Why me? he asks her.

You are essential, she says. Her joy encompasses him then. She is filled with such childlike wonder she makes the six year old she inhabits seem aged beyond her years.

Why him? he asks. It is a struggle to keep her contained, to keep her from asserting dominance and destroying the body she inhabits. He will devote his life to shaping this Jean Grey, in penance for what he is doing.

He is a danger. It is better this way.

It is not, he tells her, struggling against her even now, surrounded by dust and stars and the immense vacuum of space. You cannot bargain a life. You will return what you have taken. He speaks firmly, as a parent to a child. She grows sullen. He presses, looming over her until she is cowed by him. In a few years, when she has come into her own, when she has fully realized her power, she will be capable of destroying him with little more than a thought. She does not realize this now. God help him when she does.
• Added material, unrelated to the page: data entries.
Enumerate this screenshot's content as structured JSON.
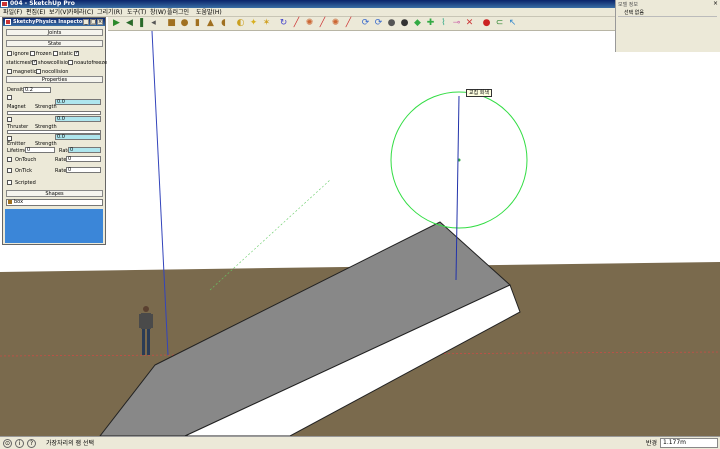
{
  "window": {
    "title": "004 - SketchUp Pro"
  },
  "menu": [
    "파일(F)",
    "편집(E)",
    "보기(V)",
    "카메라(C)",
    "그리기(R)",
    "도구(T)",
    "창(W)",
    "플러그인",
    "도움말(H)"
  ],
  "toolbar": {
    "icons": [
      "play-icon",
      "rewind-icon",
      "pause-icon",
      "undo-icon",
      "box-icon",
      "sphere-icon",
      "cylinder-icon",
      "cone-icon",
      "torus-icon",
      "magnet-icon",
      "lamp-icon",
      "bolt-icon",
      "rotate-icon",
      "line-icon",
      "gear-icon",
      "pencil-icon",
      "rope-icon",
      "hinge-icon",
      "servo-icon",
      "piston-icon",
      "slider-icon",
      "ball-icon",
      "cube-green-icon",
      "joint-icon",
      "spring-icon",
      "link-icon",
      "delete-icon",
      "record-icon",
      "magnet-red-icon",
      "arrow-icon"
    ]
  },
  "right_panel": {
    "header": "모델 정보",
    "row_label": "선택 없음"
  },
  "physics": {
    "title": "SketchyPhysics Inspector",
    "joints_label": "Joints",
    "state_label": "State",
    "state_options": [
      {
        "label": "ignore",
        "checked": false
      },
      {
        "label": "frozen",
        "checked": false
      },
      {
        "label": "static",
        "checked": true
      },
      {
        "label": "staticmesh",
        "checked": true
      },
      {
        "label": "showcollision",
        "checked": false
      },
      {
        "label": "noautofreeze",
        "checked": false
      },
      {
        "label": "magnetic",
        "checked": false
      },
      {
        "label": "nocollision",
        "checked": false
      }
    ],
    "properties_label": "Properties",
    "density_label": "Density",
    "density_value": "0.2",
    "magnet_label": "Magnet",
    "thruster_label": "Thruster",
    "emitter_label": "Emitter",
    "strength_label": "Strength",
    "strength_value": "0.0",
    "lifetime_label": "Lifetime",
    "lifetime_value": "0",
    "rate_label": "Rate",
    "rate_value": "0",
    "ontouch_label": "OnTouch",
    "ontick_label": "OnTick",
    "scripted_label": "Scripted",
    "shapes_label": "Shapes",
    "shape_value": "box"
  },
  "viewport": {
    "tooltip": "교집 회색",
    "ground_color": "#7a6a4d",
    "slope_color": "#888888",
    "circle_color": "#33dd44"
  },
  "status": {
    "message": "가장자리의 잼 선택",
    "value_label": "반경",
    "value": "1.177m"
  }
}
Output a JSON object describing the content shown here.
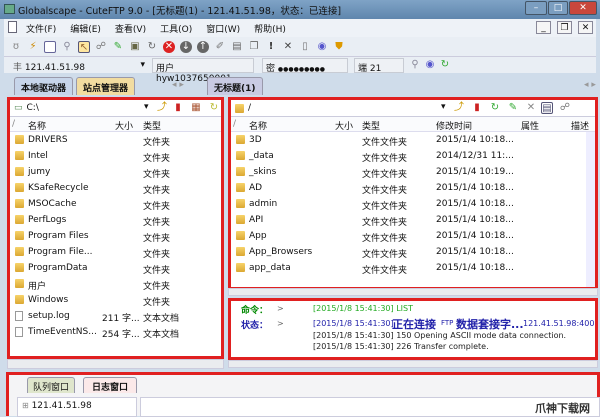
{
  "window": {
    "title": "Globalscape - CuteFTP 9.0 - [无标题(1) - 121.41.51.98，状态：已连接]"
  },
  "menu": [
    "文件(F)",
    "编辑(E)",
    "查看(V)",
    "工具(O)",
    "窗口(W)",
    "帮助(H)"
  ],
  "connection": {
    "host": "121.41.51.98",
    "user_label": "用户",
    "user": "hyw1037650001",
    "password_label": "密",
    "password": "●●●●●●●●●",
    "port_label": "端",
    "port": "21"
  },
  "left_tabs": [
    "本地驱动器",
    "站点管理器"
  ],
  "right_tab": "无标题(1)",
  "local": {
    "path": "C:\\",
    "columns": [
      "名称",
      "大小",
      "类型"
    ],
    "rows": [
      {
        "name": "DRIVERS",
        "size": "",
        "type": "文件夹",
        "icon": "folder"
      },
      {
        "name": "Intel",
        "size": "",
        "type": "文件夹",
        "icon": "folder"
      },
      {
        "name": "jumy",
        "size": "",
        "type": "文件夹",
        "icon": "folder"
      },
      {
        "name": "KSafeRecycle",
        "size": "",
        "type": "文件夹",
        "icon": "folder"
      },
      {
        "name": "MSOCache",
        "size": "",
        "type": "文件夹",
        "icon": "folder"
      },
      {
        "name": "PerfLogs",
        "size": "",
        "type": "文件夹",
        "icon": "folder"
      },
      {
        "name": "Program Files",
        "size": "",
        "type": "文件夹",
        "icon": "folder"
      },
      {
        "name": "Program File...",
        "size": "",
        "type": "文件夹",
        "icon": "folder"
      },
      {
        "name": "ProgramData",
        "size": "",
        "type": "文件夹",
        "icon": "folder"
      },
      {
        "name": "用户",
        "size": "",
        "type": "文件夹",
        "icon": "folder"
      },
      {
        "name": "Windows",
        "size": "",
        "type": "文件夹",
        "icon": "folder"
      },
      {
        "name": "setup.log",
        "size": "211 字...",
        "type": "文本文档",
        "icon": "file"
      },
      {
        "name": "TimeEventNS...",
        "size": "254 字...",
        "type": "文本文档",
        "icon": "file"
      }
    ]
  },
  "remote": {
    "path": "/",
    "columns": [
      "名称",
      "大小",
      "类型",
      "修改时间",
      "属性",
      "描述"
    ],
    "rows": [
      {
        "name": "3D",
        "type": "文件文件夹",
        "modified": "2015/1/4 10:18..."
      },
      {
        "name": "_data",
        "type": "文件文件夹",
        "modified": "2014/12/31 11:..."
      },
      {
        "name": "_skins",
        "type": "文件文件夹",
        "modified": "2015/1/4 10:19..."
      },
      {
        "name": "AD",
        "type": "文件文件夹",
        "modified": "2015/1/4 10:18..."
      },
      {
        "name": "admin",
        "type": "文件文件夹",
        "modified": "2015/1/4 10:18..."
      },
      {
        "name": "API",
        "type": "文件文件夹",
        "modified": "2015/1/4 10:18..."
      },
      {
        "name": "App",
        "type": "文件文件夹",
        "modified": "2015/1/4 10:18..."
      },
      {
        "name": "App_Browsers",
        "type": "文件文件夹",
        "modified": "2015/1/4 10:18..."
      },
      {
        "name": "app_data",
        "type": "文件文件夹",
        "modified": "2015/1/4 10:18..."
      }
    ]
  },
  "log": {
    "cmd_label": "命令：",
    "status_label": "状态：",
    "arrow": ">",
    "lines": [
      "[2015/1/8 15:41:30] LIST",
      "[2015/1/8 15:41:30]",
      "正在连接",
      "FTP",
      "数据套接字...",
      "121.41.51.98:400",
      "[2015/1/8 15:41:30] 150 Opening ASCII mode data connection.",
      "[2015/1/8 15:41:30] 226 Transfer complete."
    ]
  },
  "bottom": {
    "tabs": [
      "队列窗口",
      "日志窗口"
    ],
    "tree_item": "121.41.51.98"
  },
  "watermark": "爪神下载网"
}
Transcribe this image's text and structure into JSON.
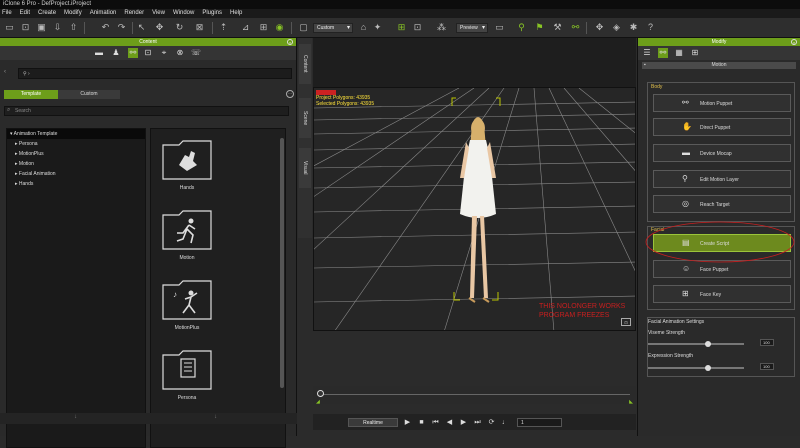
{
  "window": {
    "title": "iClone 6 Pro - DefProject.iProject"
  },
  "menu": [
    "File",
    "Edit",
    "Create",
    "Modify",
    "Animation",
    "Render",
    "View",
    "Window",
    "Plugins",
    "Help"
  ],
  "toolbar": {
    "render_mode": "Custom",
    "preview_mode": "Preview"
  },
  "content_panel": {
    "title": "Content",
    "tabs": [
      {
        "label": "Template"
      },
      {
        "label": "Custom"
      }
    ],
    "search_placeholder": "Search",
    "tree": [
      "Animation Template",
      "Persona",
      "MotionPlus",
      "Motion",
      "Facial Animation",
      "Hands"
    ],
    "thumbnails": [
      {
        "label": "Hands",
        "icon": "hand-icon"
      },
      {
        "label": "Motion",
        "icon": "running-figure-icon"
      },
      {
        "label": "MotionPlus",
        "icon": "dancing-figure-icon"
      },
      {
        "label": "Persona",
        "icon": "script-page-icon"
      }
    ]
  },
  "side_tabs": [
    "Content",
    "Scene",
    "Visual"
  ],
  "viewport": {
    "info_line1": "Project Polygons: 43935",
    "info_line2": "Selected Polygons: 43935",
    "annotation_line1": "THIS NOLONGER WORKS",
    "annotation_line2": "PROGRAM FREEZES"
  },
  "playback": {
    "mode": "Realtime",
    "frame": "1"
  },
  "modify_panel": {
    "title": "Modify",
    "section": "Motion",
    "body_label": "Body",
    "body_buttons": [
      "Motion Puppet",
      "Direct Puppet",
      "Device Mocap",
      "Edit Motion Layer",
      "Reach Target"
    ],
    "facial_label": "Facial",
    "facial_buttons": [
      "Create Script",
      "Face Puppet",
      "Face Key"
    ],
    "settings_title": "Facial Animation Settings",
    "viseme_label": "Viseme Strength",
    "viseme_value": "100",
    "expression_label": "Expression Strength",
    "expression_value": "100"
  }
}
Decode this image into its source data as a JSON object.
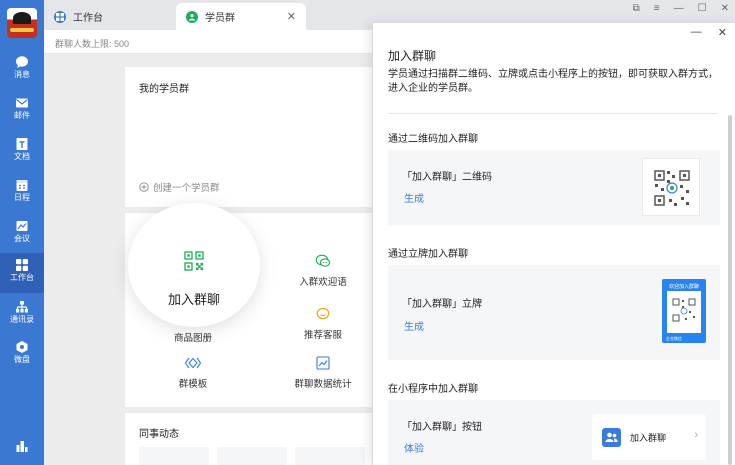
{
  "nav": {
    "items": [
      {
        "label": "消息",
        "icon": "message-icon"
      },
      {
        "label": "邮件",
        "icon": "mail-icon"
      },
      {
        "label": "文档",
        "icon": "document-icon"
      },
      {
        "label": "日程",
        "icon": "calendar-icon"
      },
      {
        "label": "会议",
        "icon": "meeting-icon"
      },
      {
        "label": "工作台",
        "icon": "workbench-icon"
      },
      {
        "label": "通讯录",
        "icon": "contacts-icon"
      },
      {
        "label": "微盘",
        "icon": "drive-icon"
      }
    ],
    "active": "工作台"
  },
  "tabs": [
    {
      "label": "工作台"
    },
    {
      "label": "学员群"
    }
  ],
  "subheader": {
    "text": "群聊人数上限: 500"
  },
  "my_groups": {
    "title": "我的学员群",
    "create_label": "创建一个学员群"
  },
  "tools": {
    "items": [
      {
        "label": "加入群聊"
      },
      {
        "label": "入群欢迎语"
      },
      {
        "label": "商品图册"
      },
      {
        "label": "推荐客服"
      },
      {
        "label": "群模板"
      },
      {
        "label": "群聊数据统计"
      }
    ]
  },
  "colleague": {
    "title": "同事动态"
  },
  "panel": {
    "title": "加入群聊",
    "description": "学员通过扫描群二维码、立牌或点击小程序上的按钮，即可获取入群方式，进入企业的学员群。",
    "sections": [
      {
        "heading": "通过二维码加入群聊",
        "item_label": "「加入群聊」二维码",
        "action": "生成"
      },
      {
        "heading": "通过立牌加入群聊",
        "item_label": "「加入群聊」立牌",
        "action": "生成"
      },
      {
        "heading": "在小程序中加入群聊",
        "item_label": "「加入群聊」按钮",
        "action": "体验"
      }
    ],
    "standee_title": "欢迎加入群聊",
    "standee_footer": "企业微信",
    "mini_button_label": "加入群聊"
  },
  "colors": {
    "sidebar": "#3a78d2",
    "accent": "#3b7be0",
    "green_icon": "#1aad5b"
  }
}
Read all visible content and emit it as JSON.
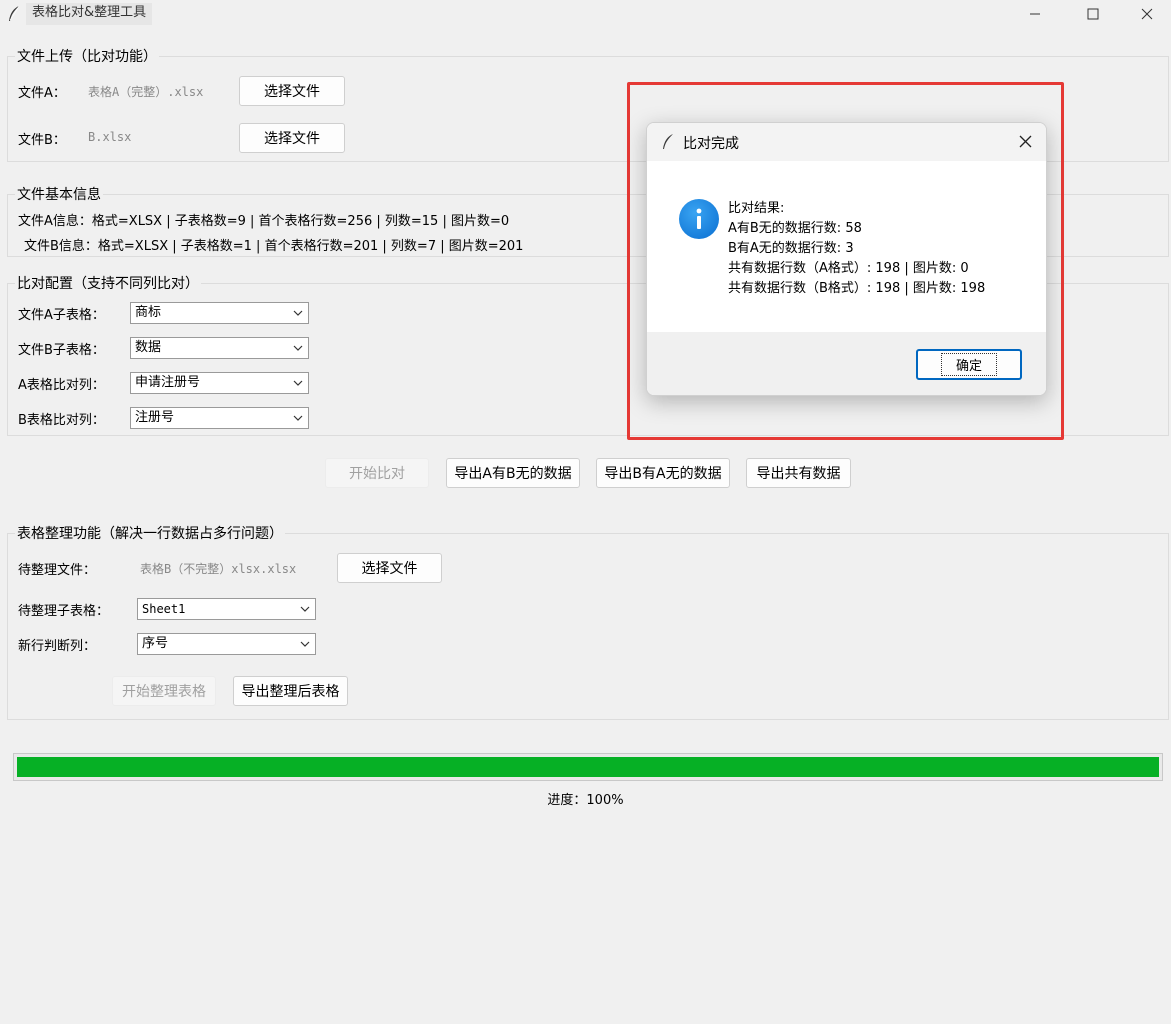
{
  "window": {
    "title": "表格比对&整理工具"
  },
  "upload": {
    "title": "文件上传（比对功能）",
    "file_a_label": "文件A：",
    "file_a_name": "表格A（完整）.xlsx",
    "file_b_label": "文件B：",
    "file_b_name": "B.xlsx",
    "choose_label": "选择文件"
  },
  "info": {
    "title": "文件基本信息",
    "file_a_info": "文件A信息：格式=XLSX | 子表格数=9 | 首个表格行数=256 | 列数=15 | 图片数=0",
    "file_b_info": "文件B信息：格式=XLSX | 子表格数=1 | 首个表格行数=201 | 列数=7 | 图片数=201"
  },
  "config": {
    "title": "比对配置（支持不同列比对）",
    "sheet_a_label": "文件A子表格：",
    "sheet_a_value": "商标",
    "sheet_b_label": "文件B子表格：",
    "sheet_b_value": "数据",
    "col_a_label": "A表格比对列：",
    "col_a_value": "申请注册号",
    "col_b_label": "B表格比对列：",
    "col_b_value": "注册号"
  },
  "actions": {
    "start_compare": "开始比对",
    "export_a_not_b": "导出A有B无的数据",
    "export_b_not_a": "导出B有A无的数据",
    "export_common": "导出共有数据"
  },
  "organize": {
    "title": "表格整理功能（解决一行数据占多行问题）",
    "file_label": "待整理文件：",
    "file_name": "表格B（不完整）xlsx.xlsx",
    "choose_label": "选择文件",
    "sheet_label": "待整理子表格：",
    "sheet_value": "Sheet1",
    "newline_label": "新行判断列：",
    "newline_value": "序号",
    "start_label": "开始整理表格",
    "export_label": "导出整理后表格"
  },
  "progress": {
    "value": 100,
    "text": "进度：100%"
  },
  "dialog": {
    "title": "比对完成",
    "line1": "比对结果:",
    "line2": "A有B无的数据行数: 58",
    "line3": "B有A无的数据行数: 3",
    "line4": "共有数据行数（A格式）: 198 | 图片数: 0",
    "line5": "共有数据行数（B格式）: 198 | 图片数: 198",
    "ok_label": "确定"
  },
  "colors": {
    "progress": "#06b025",
    "highlight": "#e53935",
    "info_icon": "#0a6ed1"
  }
}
God help them all.

He will not remain, she says, a thread of wisdom bleeding into her words. Charles acknowledges the truth of her words.

He will not remain, but Charles would not keep him imprisoned as he is, made human when he is destined to be so much more. He may someday tear the world apart, destroying humanity in the process, consumed by his rage as he is, but Charles loves him too much to condemn him to this fate.

The Phoenix flares brightly, challenging his authority, but Charles stands his ground. She withdraws.

It is done, she says, and does not resist when Charles forces her back into hiding.

In an unassuming living room that could exist anywhere in suburban America, Jean Grey blinks at him.

"Did you find what you were looking for, Professor?" she asks.

Charles nods. "I did. Thank you, Jean." He leaves her parents his card, and returns to Westchester.

Erik is already gone. When next he sees him, it is on his television set, standing before the cameras and issuing demands, cape billowing behind him, helmet perched on his head like a crown.

His eyes catch the camera, and he stares into the lens, looking, Charles imagines, directly at him. He does not think he is imaging the gratitude he sees reflected there. Or the love.

At least, he hopes they are not imagined.